Frédéric Chesnais, Chairman & CEO of the Atari Group

February 1, 2019


Q. With a background in finance and the law, what led you to the video game industry in your career?

I’ve always been interested in the business of the video game industry and in 2001 I became part of the management team of the Atari Group.  In 2007, I left Atari to create the company I2G which produced the hit franchise Jillian Michaels: Fitness Ultimatum for the Nintendo Wii and an online survival multiplayer, among many other games. When Atari fell in bankruptcy in 2013, I returned because I have always been a fan of the brand and believe in the great potential it has to offer to our global audience, and I am now its largest shareholder.

Q. Since 2013, you’ve been Chairman & CEO of the French holding company Atari, SA. Can you explain the responsibilities of your position?

I’m leading Atari’s comeback and resurgence in the market by rebooting the brand and expanding Atari’s global portfolio of properties. Beyond gaming, I am broadening the Atari brand into different business verticals such as online casinos, entertainment, and blockchain technology.

Q. What is the difference between the video game industry in France and the United States? How are they connected?

The video game industry in France and United States are both connected by their expertise in producing quality games that appeal to a global audience.  I would say that to be successful, you cannot miss the US market, you have to be there, while France has less of an impact as far as our games are concerned.

Q. How do recent advances in technological innovation, from smart phones to Artificial intelligence to blockchain, affect the video game industry?

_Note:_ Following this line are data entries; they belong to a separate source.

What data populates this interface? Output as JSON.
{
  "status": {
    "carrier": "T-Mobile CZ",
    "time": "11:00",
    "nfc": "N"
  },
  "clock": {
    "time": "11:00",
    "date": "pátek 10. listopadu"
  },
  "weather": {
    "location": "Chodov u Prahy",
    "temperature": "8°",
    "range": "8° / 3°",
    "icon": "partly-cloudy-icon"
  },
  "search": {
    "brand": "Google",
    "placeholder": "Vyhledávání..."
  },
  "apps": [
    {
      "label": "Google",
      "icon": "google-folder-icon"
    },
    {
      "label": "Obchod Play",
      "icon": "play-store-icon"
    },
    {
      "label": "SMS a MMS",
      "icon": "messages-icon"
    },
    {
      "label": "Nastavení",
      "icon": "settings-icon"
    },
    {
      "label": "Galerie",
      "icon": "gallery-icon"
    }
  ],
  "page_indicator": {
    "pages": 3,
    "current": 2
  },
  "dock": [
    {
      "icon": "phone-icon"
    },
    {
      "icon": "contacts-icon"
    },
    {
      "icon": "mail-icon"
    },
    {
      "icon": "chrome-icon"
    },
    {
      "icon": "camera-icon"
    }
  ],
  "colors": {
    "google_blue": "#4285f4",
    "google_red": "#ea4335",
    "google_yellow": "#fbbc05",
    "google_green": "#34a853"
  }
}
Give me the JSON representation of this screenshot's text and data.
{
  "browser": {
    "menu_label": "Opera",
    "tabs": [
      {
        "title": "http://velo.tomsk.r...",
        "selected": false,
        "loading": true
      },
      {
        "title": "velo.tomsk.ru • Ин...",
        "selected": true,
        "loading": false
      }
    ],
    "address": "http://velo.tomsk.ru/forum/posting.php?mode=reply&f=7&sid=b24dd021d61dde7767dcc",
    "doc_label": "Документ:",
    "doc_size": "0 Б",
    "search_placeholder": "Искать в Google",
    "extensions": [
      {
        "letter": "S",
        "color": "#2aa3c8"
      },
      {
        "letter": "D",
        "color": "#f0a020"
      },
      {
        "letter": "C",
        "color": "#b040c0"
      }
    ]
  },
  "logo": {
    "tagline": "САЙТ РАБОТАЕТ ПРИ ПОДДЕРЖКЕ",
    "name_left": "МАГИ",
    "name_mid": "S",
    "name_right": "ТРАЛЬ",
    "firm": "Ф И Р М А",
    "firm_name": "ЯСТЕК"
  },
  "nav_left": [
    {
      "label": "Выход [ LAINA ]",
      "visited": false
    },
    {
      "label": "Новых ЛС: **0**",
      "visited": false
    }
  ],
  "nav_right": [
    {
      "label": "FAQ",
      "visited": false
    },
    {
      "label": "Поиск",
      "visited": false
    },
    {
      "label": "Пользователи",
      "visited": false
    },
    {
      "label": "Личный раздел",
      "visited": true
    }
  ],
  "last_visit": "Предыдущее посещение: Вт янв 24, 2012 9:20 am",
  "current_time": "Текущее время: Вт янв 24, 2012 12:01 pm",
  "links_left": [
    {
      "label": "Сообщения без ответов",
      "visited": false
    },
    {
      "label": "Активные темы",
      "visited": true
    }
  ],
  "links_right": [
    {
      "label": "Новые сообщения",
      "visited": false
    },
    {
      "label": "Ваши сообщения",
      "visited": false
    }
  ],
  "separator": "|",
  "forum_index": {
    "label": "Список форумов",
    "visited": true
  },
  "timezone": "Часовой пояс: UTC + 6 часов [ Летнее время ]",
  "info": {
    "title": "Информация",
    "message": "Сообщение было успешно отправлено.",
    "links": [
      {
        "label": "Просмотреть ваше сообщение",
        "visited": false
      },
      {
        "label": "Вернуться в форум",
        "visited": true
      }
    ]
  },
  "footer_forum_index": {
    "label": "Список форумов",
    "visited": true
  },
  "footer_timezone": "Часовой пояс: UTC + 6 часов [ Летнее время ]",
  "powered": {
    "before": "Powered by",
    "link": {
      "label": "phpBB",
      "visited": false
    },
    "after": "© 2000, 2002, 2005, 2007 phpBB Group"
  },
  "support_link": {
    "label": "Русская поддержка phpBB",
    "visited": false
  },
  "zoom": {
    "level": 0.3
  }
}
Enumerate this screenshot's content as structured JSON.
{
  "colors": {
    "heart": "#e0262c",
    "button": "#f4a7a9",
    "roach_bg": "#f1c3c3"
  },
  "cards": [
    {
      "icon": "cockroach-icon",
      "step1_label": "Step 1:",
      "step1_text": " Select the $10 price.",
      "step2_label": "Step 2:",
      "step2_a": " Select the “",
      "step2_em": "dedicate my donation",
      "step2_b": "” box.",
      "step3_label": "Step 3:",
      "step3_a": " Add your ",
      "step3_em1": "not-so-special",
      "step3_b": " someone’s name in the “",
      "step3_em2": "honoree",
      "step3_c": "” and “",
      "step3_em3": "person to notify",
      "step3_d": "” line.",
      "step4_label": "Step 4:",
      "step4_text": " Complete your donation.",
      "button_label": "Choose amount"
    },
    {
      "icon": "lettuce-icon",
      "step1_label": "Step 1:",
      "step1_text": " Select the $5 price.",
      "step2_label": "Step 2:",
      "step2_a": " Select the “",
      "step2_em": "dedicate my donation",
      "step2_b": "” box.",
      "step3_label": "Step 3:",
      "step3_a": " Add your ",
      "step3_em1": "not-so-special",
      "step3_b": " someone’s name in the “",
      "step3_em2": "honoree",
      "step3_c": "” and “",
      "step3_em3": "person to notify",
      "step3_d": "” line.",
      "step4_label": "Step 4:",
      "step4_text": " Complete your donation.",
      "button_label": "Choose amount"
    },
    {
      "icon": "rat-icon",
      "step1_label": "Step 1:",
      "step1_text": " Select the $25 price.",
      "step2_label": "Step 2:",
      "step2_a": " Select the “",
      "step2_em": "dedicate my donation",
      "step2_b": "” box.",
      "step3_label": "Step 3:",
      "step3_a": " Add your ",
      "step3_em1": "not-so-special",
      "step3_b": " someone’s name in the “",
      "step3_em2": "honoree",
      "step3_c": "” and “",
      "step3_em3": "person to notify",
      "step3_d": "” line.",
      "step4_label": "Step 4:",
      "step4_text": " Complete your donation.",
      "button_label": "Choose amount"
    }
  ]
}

All these advances you mention contribute to the evolution of gaming.  We have evolved from gaming in front of a television to gaming on any device wherever you are. This is whatever/wherever/whenever.  AI and blockchain will continue to transform and revolutionize the video game industry for the better.  As AI becomes more sophisticated it will not only be able to generate responsive, adaptive, and intelligent behaviors in non-player characters but also provide valuable insight such as predicting mobile game churn.

Q. The French-American Foundation’s Cyber Security Program facilitates dialogue around security in the digital age on both sides of the Atlantic. What are the most pressing cyber security concerns in your field of work?

There are multiple cyber security concerns in the gaming industry but two that affect my business is online fraudulent activities and data storage safety and security due to hackers.

Q. Atari has been a leader in video game production since its founding in 1972. What are the challenges and advantages of this legacy on continuing to create new products over 40 years later?

I think we share similar challenges as other legacy brands, but some challenges Atari faces include how to remain relevant in the rapidly changing video game industry and how to keep consumers engaged when there is so much content instantly available that is competing for people’s attention.  On the other hand, the Atari brand is a big advantage for us because Atari is an evergreen brand that resonates with people all over the world and transcends generations.  The Atari (Fuji) logo is very iconic and recognizable and that keeps the brand popular among our legions of fans.

Q. What inspired you to join the Board of Directors at the French-American Foundation?

I believe in the mission and work of the French-American Foundation and the importance of enriching the transatlantic relationship.  As the CEO of Atari, and as a French citizen living in New York City, I am able to help promote engagement and shared experiences using our brand and games between France and United States.